• Exercise: Set each record down exactly, excluding all images.
--*--
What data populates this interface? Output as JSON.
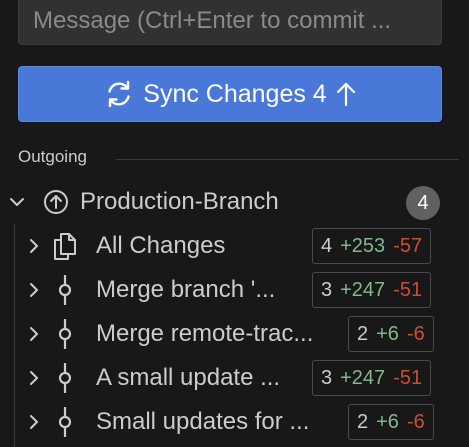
{
  "message_input": {
    "placeholder": "Message (Ctrl+Enter to commit ..."
  },
  "sync_button": {
    "label": "Sync Changes 4",
    "icons": [
      "sync-icon",
      "arrow-up-icon"
    ]
  },
  "section": {
    "label": "Outgoing"
  },
  "branch": {
    "name": "Production-Branch",
    "count": "4",
    "icons": [
      "chevron-down-icon",
      "outgoing-arrow-circle-icon"
    ]
  },
  "commits": [
    {
      "label": "All Changes",
      "files": "4",
      "added": "+253",
      "removed": "-57",
      "icon": "files-icon"
    },
    {
      "label": "Merge branch '...",
      "files": "3",
      "added": "+247",
      "removed": "-51",
      "icon": "git-commit-icon"
    },
    {
      "label": "Merge remote-trac...",
      "files": "2",
      "added": "+6",
      "removed": "-6",
      "icon": "git-commit-icon"
    },
    {
      "label": "A small update ...",
      "files": "3",
      "added": "+247",
      "removed": "-51",
      "icon": "git-commit-icon"
    },
    {
      "label": "Small updates for ...",
      "files": "2",
      "added": "+6",
      "removed": "-6",
      "icon": "git-commit-icon"
    }
  ],
  "colors": {
    "background": "#181818",
    "button": "#4a78d8",
    "added": "#81b88b",
    "removed": "#c74e39",
    "badge": "#616161"
  }
}
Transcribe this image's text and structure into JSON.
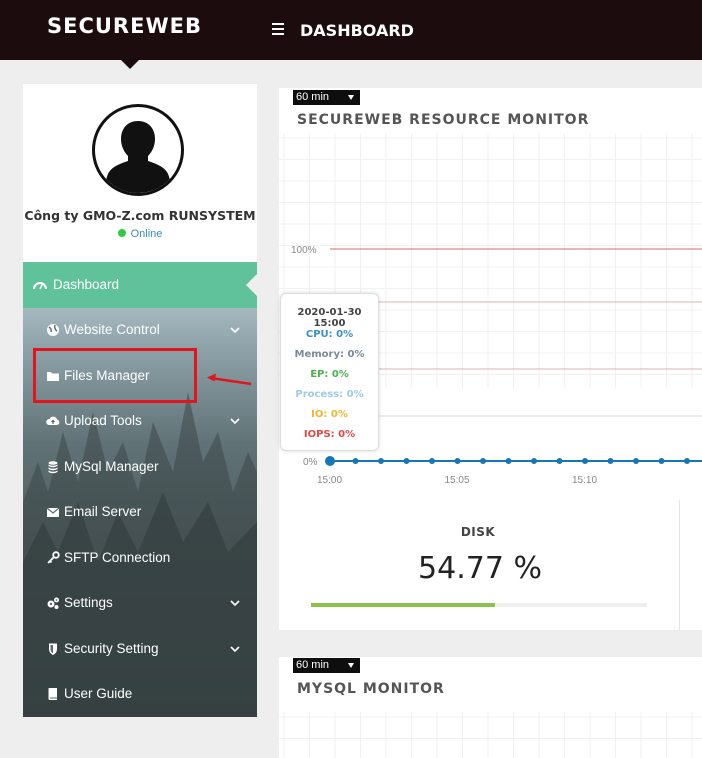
{
  "header": {
    "brand": "SECUREWEB",
    "page_title": "DASHBOARD"
  },
  "profile": {
    "company": "Công ty GMO-Z.com RUNSYSTEM",
    "status": "Online"
  },
  "sidebar": {
    "items": [
      {
        "label": "Dashboard",
        "icon": "gauge-icon",
        "expandable": false
      },
      {
        "label": "Website Control",
        "icon": "globe-icon",
        "expandable": true
      },
      {
        "label": "Files Manager",
        "icon": "folder-icon",
        "expandable": false
      },
      {
        "label": "Upload Tools",
        "icon": "cloud-upload-icon",
        "expandable": true
      },
      {
        "label": "MySql Manager",
        "icon": "database-icon",
        "expandable": false
      },
      {
        "label": "Email Server",
        "icon": "envelope-icon",
        "expandable": false
      },
      {
        "label": "SFTP Connection",
        "icon": "key-icon",
        "expandable": false
      },
      {
        "label": "Settings",
        "icon": "gears-icon",
        "expandable": true
      },
      {
        "label": "Security Setting",
        "icon": "shield-icon",
        "expandable": true
      },
      {
        "label": "User Guide",
        "icon": "book-icon",
        "expandable": false
      }
    ]
  },
  "resource_monitor": {
    "range": "60 min",
    "title": "SECUREWEB RESOURCE MONITOR",
    "tooltip": {
      "time": "2020-01-30 15:00",
      "cpu": "CPU: 0%",
      "memory": "Memory: 0%",
      "ep": "EP: 0%",
      "process": "Process: 0%",
      "io": "IO: 0%",
      "iops": "IOPS: 0%"
    }
  },
  "disk": {
    "label": "DISK",
    "value": "54.77 %",
    "percent": 54.77
  },
  "mysql_monitor": {
    "range": "60 min",
    "title": "MYSQL MONITOR"
  },
  "colors": {
    "topbar": "#1c0c0d",
    "active": "#5fc29a",
    "highlight": "#e3151c",
    "cpu": "#3b8fc2",
    "memory": "#7a8a96",
    "ep": "#4caf50",
    "process": "#9ecbe6",
    "io": "#f2b430",
    "iops": "#e04848",
    "line": "#1776b8",
    "disk_bar": "#8bc34a"
  },
  "chart_data": {
    "type": "line",
    "x": [
      "15:00",
      "15:01",
      "15:02",
      "15:03",
      "15:04",
      "15:05",
      "15:06",
      "15:07",
      "15:08",
      "15:09",
      "15:10",
      "15:11",
      "15:12",
      "15:13",
      "15:14",
      "15:15"
    ],
    "x_ticks": [
      "15:00",
      "15:05",
      "15:10"
    ],
    "series": [
      {
        "name": "CPU",
        "values": [
          0,
          0,
          0,
          0,
          0,
          0,
          0,
          0,
          0,
          0,
          0,
          0,
          0,
          0,
          0,
          0
        ]
      }
    ],
    "y_ticks": [
      "0%",
      "25%",
      "75%",
      "100%"
    ],
    "ylim": [
      0,
      100
    ],
    "grid": true
  }
}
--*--
• Result for this task:
What data populates this interface? Output as JSON.
{
  "message_input": {
    "placeholder": "Message (Ctrl+Enter to commit ..."
  },
  "sync_button": {
    "label": "Sync Changes 4",
    "icons": [
      "sync-icon",
      "arrow-up-icon"
    ]
  },
  "section": {
    "label": "Outgoing"
  },
  "branch": {
    "name": "Production-Branch",
    "count": "4",
    "icons": [
      "chevron-down-icon",
      "outgoing-arrow-circle-icon"
    ]
  },
  "commits": [
    {
      "label": "All Changes",
      "files": "4",
      "added": "+253",
      "removed": "-57",
      "icon": "files-icon"
    },
    {
      "label": "Merge branch '...",
      "files": "3",
      "added": "+247",
      "removed": "-51",
      "icon": "git-commit-icon"
    },
    {
      "label": "Merge remote-trac...",
      "files": "2",
      "added": "+6",
      "removed": "-6",
      "icon": "git-commit-icon"
    },
    {
      "label": "A small update ...",
      "files": "3",
      "added": "+247",
      "removed": "-51",
      "icon": "git-commit-icon"
    },
    {
      "label": "Small updates for ...",
      "files": "2",
      "added": "+6",
      "removed": "-6",
      "icon": "git-commit-icon"
    }
  ],
  "colors": {
    "background": "#181818",
    "button": "#4a78d8",
    "added": "#81b88b",
    "removed": "#c74e39",
    "badge": "#616161"
  }
}
Transcribe this image's text and structure into JSON.
{
  "header": {
    "brand": "SECUREWEB",
    "page_title": "DASHBOARD"
  },
  "profile": {
    "company": "Công ty GMO-Z.com RUNSYSTEM",
    "status": "Online"
  },
  "sidebar": {
    "items": [
      {
        "label": "Dashboard",
        "icon": "gauge-icon",
        "expandable": false
      },
      {
        "label": "Website Control",
        "icon": "globe-icon",
        "expandable": true
      },
      {
        "label": "Files Manager",
        "icon": "folder-icon",
        "expandable": false
      },
      {
        "label": "Upload Tools",
        "icon": "cloud-upload-icon",
        "expandable": true
      },
      {
        "label": "MySql Manager",
        "icon": "database-icon",
        "expandable": false
      },
      {
        "label": "Email Server",
        "icon": "envelope-icon",
        "expandable": false
      },
      {
        "label": "SFTP Connection",
        "icon": "key-icon",
        "expandable": false
      },
      {
        "label": "Settings",
        "icon": "gears-icon",
        "expandable": true
      },
      {
        "label": "Security Setting",
        "icon": "shield-icon",
        "expandable": true
      },
      {
        "label": "User Guide",
        "icon": "book-icon",
        "expandable": false
      }
    ]
  },
  "resource_monitor": {
    "range": "60 min",
    "title": "SECUREWEB RESOURCE MONITOR",
    "tooltip": {
      "time": "2020-01-30 15:00",
      "cpu": "CPU: 0%",
      "memory": "Memory: 0%",
      "ep": "EP: 0%",
      "process": "Process: 0%",
      "io": "IO: 0%",
      "iops": "IOPS: 0%"
    }
  },
  "disk": {
    "label": "DISK",
    "value": "54.77 %",
    "percent": 54.77
  },
  "mysql_monitor": {
    "range": "60 min",
    "title": "MYSQL MONITOR"
  },
  "colors": {
    "topbar": "#1c0c0d",
    "active": "#5fc29a",
    "highlight": "#e3151c",
    "cpu": "#3b8fc2",
    "memory": "#7a8a96",
    "ep": "#4caf50",
    "process": "#9ecbe6",
    "io": "#f2b430",
    "iops": "#e04848",
    "line": "#1776b8",
    "disk_bar": "#8bc34a"
  },
  "chart_data": {
    "type": "line",
    "x": [
      "15:00",
      "15:01",
      "15:02",
      "15:03",
      "15:04",
      "15:05",
      "15:06",
      "15:07",
      "15:08",
      "15:09",
      "15:10",
      "15:11",
      "15:12",
      "15:13",
      "15:14",
      "15:15"
    ],
    "x_ticks": [
      "15:00",
      "15:05",
      "15:10"
    ],
    "series": [
      {
        "name": "CPU",
        "values": [
          0,
          0,
          0,
          0,
          0,
          0,
          0,
          0,
          0,
          0,
          0,
          0,
          0,
          0,
          0,
          0
        ]
      }
    ],
    "y_ticks": [
      "0%",
      "25%",
      "75%",
      "100%"
    ],
    "ylim": [
      0,
      100
    ],
    "grid": true
  }
}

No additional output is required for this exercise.